▶ [WHAT TO DO]:
For the entries below, work out how many lines contain the string "this" and write only the number.

* * * * *

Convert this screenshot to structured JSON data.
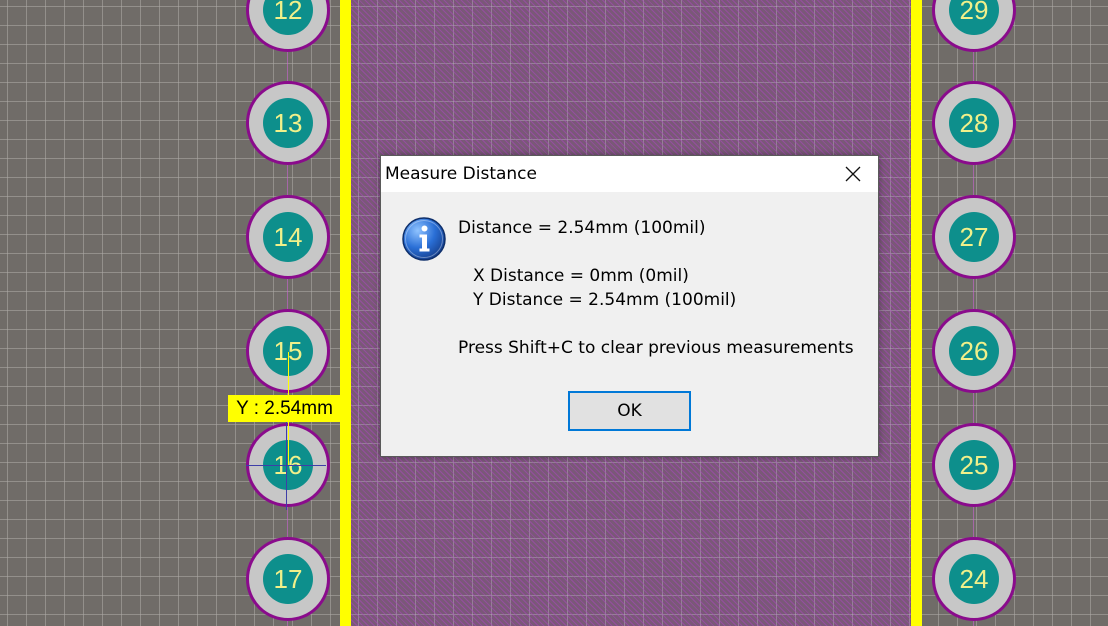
{
  "canvas": {
    "background_color": "#706c68",
    "component_body_color": "#7a5878",
    "silkscreen_color": "#ffff00",
    "pad_ring_color": "#8a0b8c",
    "pad_copper_color": "#c7c7c7",
    "pad_hole_color": "#0d8f8c",
    "pad_label_color": "#f0f08a",
    "left_pads": [
      "12",
      "13",
      "14",
      "15",
      "16",
      "17"
    ],
    "right_pads": [
      "29",
      "28",
      "27",
      "26",
      "25",
      "24"
    ],
    "measure_label": "Y : 2.54mm"
  },
  "dialog": {
    "title": "Measure Distance",
    "close_icon": "close-icon",
    "info_icon": "info-icon",
    "distance_line": "Distance = 2.54mm (100mil)",
    "x_distance_line": "X Distance = 0mm (0mil)",
    "y_distance_line": "Y Distance = 2.54mm (100mil)",
    "hint_line": "Press Shift+C to clear previous measurements",
    "ok_label": "OK",
    "accent_color": "#0078d7"
  }
}
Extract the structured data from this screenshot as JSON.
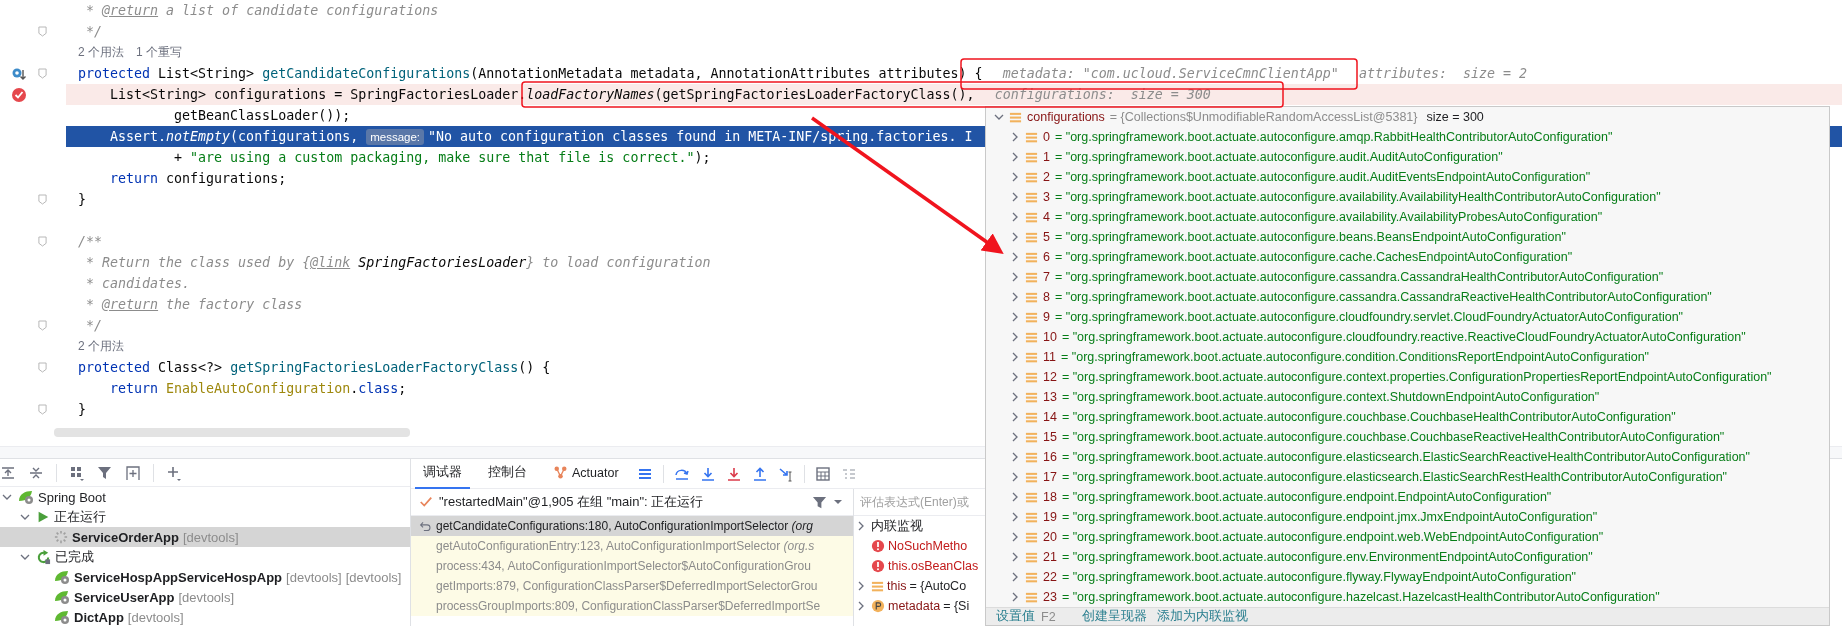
{
  "editor": {
    "lines": [
      {
        "kind": "code",
        "fold": false,
        "segments": [
          {
            "text": " * ",
            "kind": "comment"
          },
          {
            "text": "@return",
            "kind": "doctag"
          },
          {
            "text": " a list of candidate configurations",
            "kind": "comment"
          }
        ]
      },
      {
        "kind": "code",
        "fold": true,
        "segments": [
          {
            "text": " */",
            "kind": "comment"
          }
        ]
      },
      {
        "kind": "usage",
        "fold": false,
        "items": [
          "2 个用法",
          "1 个重写"
        ]
      },
      {
        "kind": "code",
        "fold": true,
        "override_marker": true,
        "segments": [
          {
            "text": "protected ",
            "kind": "kw"
          },
          {
            "text": "List<String> ",
            "kind": "plain"
          },
          {
            "text": "getCandidateConfigurations",
            "kind": "method"
          },
          {
            "text": "(AnnotationMetadata metadata, AnnotationAttributes attributes) {",
            "kind": "plain"
          }
        ],
        "hints": [
          "metadata: \"com.ucloud.ServiceCmnClientApp\"",
          "attributes:  size = 2"
        ]
      },
      {
        "kind": "code",
        "fold": false,
        "breakpoint": true,
        "segments": [
          {
            "text": "    List<String> configurations = SpringFactoriesLoader.",
            "kind": "plain"
          },
          {
            "text": "loadFactoryNames",
            "kind": "italic"
          },
          {
            "text": "(getSpringFactoriesLoaderFactoryClass(),",
            "kind": "plain"
          }
        ],
        "hints": [
          "configurations:  size = 300"
        ]
      },
      {
        "kind": "code",
        "fold": false,
        "segments": [
          {
            "text": "            getBeanClassLoader());",
            "kind": "plain"
          }
        ]
      },
      {
        "kind": "code",
        "fold": false,
        "current": true,
        "segments": [
          {
            "text": "    Assert.",
            "kind": "plain"
          },
          {
            "text": "notEmpty",
            "kind": "italic"
          },
          {
            "text": "(configurations, ",
            "kind": "plain"
          },
          {
            "text": "message:",
            "kind": "param"
          },
          {
            "text": "\"No auto configuration classes found in META-INF/spring.factories. I",
            "kind": "string"
          }
        ]
      },
      {
        "kind": "code",
        "fold": false,
        "segments": [
          {
            "text": "            + ",
            "kind": "plain"
          },
          {
            "text": "\"are using a custom packaging, make sure that file is correct.\"",
            "kind": "string"
          },
          {
            "text": ");",
            "kind": "plain"
          }
        ]
      },
      {
        "kind": "code",
        "fold": false,
        "segments": [
          {
            "text": "    return ",
            "kind": "kw"
          },
          {
            "text": "configurations;",
            "kind": "plain"
          }
        ]
      },
      {
        "kind": "code",
        "fold": true,
        "segments": [
          {
            "text": "}",
            "kind": "plain"
          }
        ]
      },
      {
        "kind": "code",
        "fold": false
      },
      {
        "kind": "code",
        "fold": true,
        "segments": [
          {
            "text": "/**",
            "kind": "comment"
          }
        ]
      },
      {
        "kind": "code",
        "fold": false,
        "segments": [
          {
            "text": " * Return the class used by {",
            "kind": "comment"
          },
          {
            "text": "@link",
            "kind": "doctag"
          },
          {
            "text": " SpringFactoriesLoader",
            "kind": "doclink"
          },
          {
            "text": "} to load configuration",
            "kind": "comment"
          }
        ]
      },
      {
        "kind": "code",
        "fold": false,
        "segments": [
          {
            "text": " * candidates.",
            "kind": "comment"
          }
        ]
      },
      {
        "kind": "code",
        "fold": false,
        "segments": [
          {
            "text": " * ",
            "kind": "comment"
          },
          {
            "text": "@return",
            "kind": "doctag"
          },
          {
            "text": " the factory class",
            "kind": "comment"
          }
        ]
      },
      {
        "kind": "code",
        "fold": true,
        "segments": [
          {
            "text": " */",
            "kind": "comment"
          }
        ]
      },
      {
        "kind": "usage",
        "fold": false,
        "items": [
          "2 个用法"
        ]
      },
      {
        "kind": "code",
        "fold": true,
        "segments": [
          {
            "text": "protected ",
            "kind": "kw"
          },
          {
            "text": "Class<?> ",
            "kind": "plain"
          },
          {
            "text": "getSpringFactoriesLoaderFactoryClass",
            "kind": "method"
          },
          {
            "text": "() {",
            "kind": "plain"
          }
        ]
      },
      {
        "kind": "code",
        "fold": false,
        "segments": [
          {
            "text": "    return ",
            "kind": "kw"
          },
          {
            "text": "EnableAutoConfiguration",
            "kind": "type"
          },
          {
            "text": ".",
            "kind": "plain"
          },
          {
            "text": "class",
            "kind": "kw"
          },
          {
            "text": ";",
            "kind": "plain"
          }
        ]
      },
      {
        "kind": "code",
        "fold": true,
        "segments": [
          {
            "text": "}",
            "kind": "plain"
          }
        ]
      }
    ]
  },
  "services": {
    "tree": [
      {
        "label": "Spring Boot",
        "kind": "spring",
        "bold": false,
        "selected": false,
        "expanded": true,
        "children": [
          {
            "label": "正在运行",
            "kind": "run",
            "bold": false,
            "selected": false,
            "expanded": true,
            "children": [
              {
                "label": "ServiceOrderApp",
                "kind": "loading",
                "bold": true,
                "selected": true,
                "tags": [
                  "[devtools]"
                ]
              }
            ]
          },
          {
            "label": "已完成",
            "kind": "rerun",
            "bold": false,
            "selected": false,
            "expanded": true,
            "children": [
              {
                "label": "ServiceHospAppServiceHospApp",
                "kind": "spring",
                "bold": true,
                "selected": false,
                "tags": [
                  "[devtools]",
                  "[devtools]"
                ]
              },
              {
                "label": "ServiceUserApp",
                "kind": "spring",
                "bold": true,
                "selected": false,
                "tags": [
                  "[devtools]"
                ]
              },
              {
                "label": "DictApp",
                "kind": "spring",
                "bold": true,
                "selected": false,
                "tags": [
                  "[devtools]"
                ]
              }
            ]
          }
        ]
      }
    ]
  },
  "debugger": {
    "tabs": [
      {
        "label": "调试器",
        "selected": true,
        "kind": "text"
      },
      {
        "label": "控制台",
        "selected": false,
        "kind": "text"
      },
      {
        "label": "Actuator",
        "selected": false,
        "kind": "actuator"
      }
    ],
    "thread": "\"restartedMain\"@1,905 在组 \"main\": 正在运行",
    "frames": [
      {
        "text": "getCandidateConfigurations:180, AutoConfigurationImportSelector *(org*",
        "selected": true
      },
      {
        "text": "getAutoConfigurationEntry:123, AutoConfigurationImportSelector *(org.s*",
        "selected": false
      },
      {
        "text": "process:434, AutoConfigurationImportSelector$AutoConfigurationGrou",
        "selected": false
      },
      {
        "text": "getImports:879, ConfigurationClassParser$DeferredImportSelectorGrou",
        "selected": false
      },
      {
        "text": "processGroupImports:809, ConfigurationClassParser$DeferredImportSe",
        "selected": false
      }
    ],
    "variables": {
      "placeholder": "评估表达式(Enter)或",
      "items": [
        {
          "kind": "watch",
          "name": "内联监视",
          "expanded": false
        },
        {
          "kind": "error",
          "name": "NoSuchMetho"
        },
        {
          "kind": "error",
          "name": "this.osBeanClas"
        },
        {
          "kind": "object",
          "name": "this",
          "value": "= {AutoCo",
          "expanded": false
        },
        {
          "kind": "param",
          "name": "metadata",
          "value": "= {Si",
          "expanded": false
        }
      ]
    }
  },
  "popup": {
    "root": {
      "name": "configurations",
      "value": "= {Collections$UnmodifiableRandomAccessList@5381}",
      "size": "size = 300",
      "expanded": true
    },
    "items": [
      {
        "name": "0",
        "value": "= \"org.springframework.boot.actuate.autoconfigure.amqp.RabbitHealthContributorAutoConfiguration\"",
        "expanded": false
      },
      {
        "name": "1",
        "value": "= \"org.springframework.boot.actuate.autoconfigure.audit.AuditAutoConfiguration\"",
        "expanded": false
      },
      {
        "name": "2",
        "value": "= \"org.springframework.boot.actuate.autoconfigure.audit.AuditEventsEndpointAutoConfiguration\"",
        "expanded": false
      },
      {
        "name": "3",
        "value": "= \"org.springframework.boot.actuate.autoconfigure.availability.AvailabilityHealthContributorAutoConfiguration\"",
        "expanded": false
      },
      {
        "name": "4",
        "value": "= \"org.springframework.boot.actuate.autoconfigure.availability.AvailabilityProbesAutoConfiguration\"",
        "expanded": false
      },
      {
        "name": "5",
        "value": "= \"org.springframework.boot.actuate.autoconfigure.beans.BeansEndpointAutoConfiguration\"",
        "expanded": false
      },
      {
        "name": "6",
        "value": "= \"org.springframework.boot.actuate.autoconfigure.cache.CachesEndpointAutoConfiguration\"",
        "expanded": false
      },
      {
        "name": "7",
        "value": "= \"org.springframework.boot.actuate.autoconfigure.cassandra.CassandraHealthContributorAutoConfiguration\"",
        "expanded": false
      },
      {
        "name": "8",
        "value": "= \"org.springframework.boot.actuate.autoconfigure.cassandra.CassandraReactiveHealthContributorAutoConfiguration\"",
        "expanded": false
      },
      {
        "name": "9",
        "value": "= \"org.springframework.boot.actuate.autoconfigure.cloudfoundry.servlet.CloudFoundryActuatorAutoConfiguration\"",
        "expanded": false
      },
      {
        "name": "10",
        "value": "= \"org.springframework.boot.actuate.autoconfigure.cloudfoundry.reactive.ReactiveCloudFoundryActuatorAutoConfiguration\"",
        "expanded": false
      },
      {
        "name": "11",
        "value": "= \"org.springframework.boot.actuate.autoconfigure.condition.ConditionsReportEndpointAutoConfiguration\"",
        "expanded": false
      },
      {
        "name": "12",
        "value": "= \"org.springframework.boot.actuate.autoconfigure.context.properties.ConfigurationPropertiesReportEndpointAutoConfiguration\"",
        "expanded": false
      },
      {
        "name": "13",
        "value": "= \"org.springframework.boot.actuate.autoconfigure.context.ShutdownEndpointAutoConfiguration\"",
        "expanded": false
      },
      {
        "name": "14",
        "value": "= \"org.springframework.boot.actuate.autoconfigure.couchbase.CouchbaseHealthContributorAutoConfiguration\"",
        "expanded": false
      },
      {
        "name": "15",
        "value": "= \"org.springframework.boot.actuate.autoconfigure.couchbase.CouchbaseReactiveHealthContributorAutoConfiguration\"",
        "expanded": false
      },
      {
        "name": "16",
        "value": "= \"org.springframework.boot.actuate.autoconfigure.elasticsearch.ElasticSearchReactiveHealthContributorAutoConfiguration\"",
        "expanded": false
      },
      {
        "name": "17",
        "value": "= \"org.springframework.boot.actuate.autoconfigure.elasticsearch.ElasticSearchRestHealthContributorAutoConfiguration\"",
        "expanded": false
      },
      {
        "name": "18",
        "value": "= \"org.springframework.boot.actuate.autoconfigure.endpoint.EndpointAutoConfiguration\"",
        "expanded": false
      },
      {
        "name": "19",
        "value": "= \"org.springframework.boot.actuate.autoconfigure.endpoint.jmx.JmxEndpointAutoConfiguration\"",
        "expanded": false
      },
      {
        "name": "20",
        "value": "= \"org.springframework.boot.actuate.autoconfigure.endpoint.web.WebEndpointAutoConfiguration\"",
        "expanded": false
      },
      {
        "name": "21",
        "value": "= \"org.springframework.boot.actuate.autoconfigure.env.EnvironmentEndpointAutoConfiguration\"",
        "expanded": false
      },
      {
        "name": "22",
        "value": "= \"org.springframework.boot.actuate.autoconfigure.flyway.FlywayEndpointAutoConfiguration\"",
        "expanded": false
      },
      {
        "name": "23",
        "value": "= \"org.springframework.boot.actuate.autoconfigure.hazelcast.HazelcastHealthContributorAutoConfiguration\"",
        "expanded": false
      }
    ],
    "actions": [
      {
        "label": "设置值",
        "shortcut": "F2"
      },
      {
        "label": "创建呈现器"
      },
      {
        "label": "添加为内联监视"
      }
    ]
  }
}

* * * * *

▶ [TASK ANSWER]:
4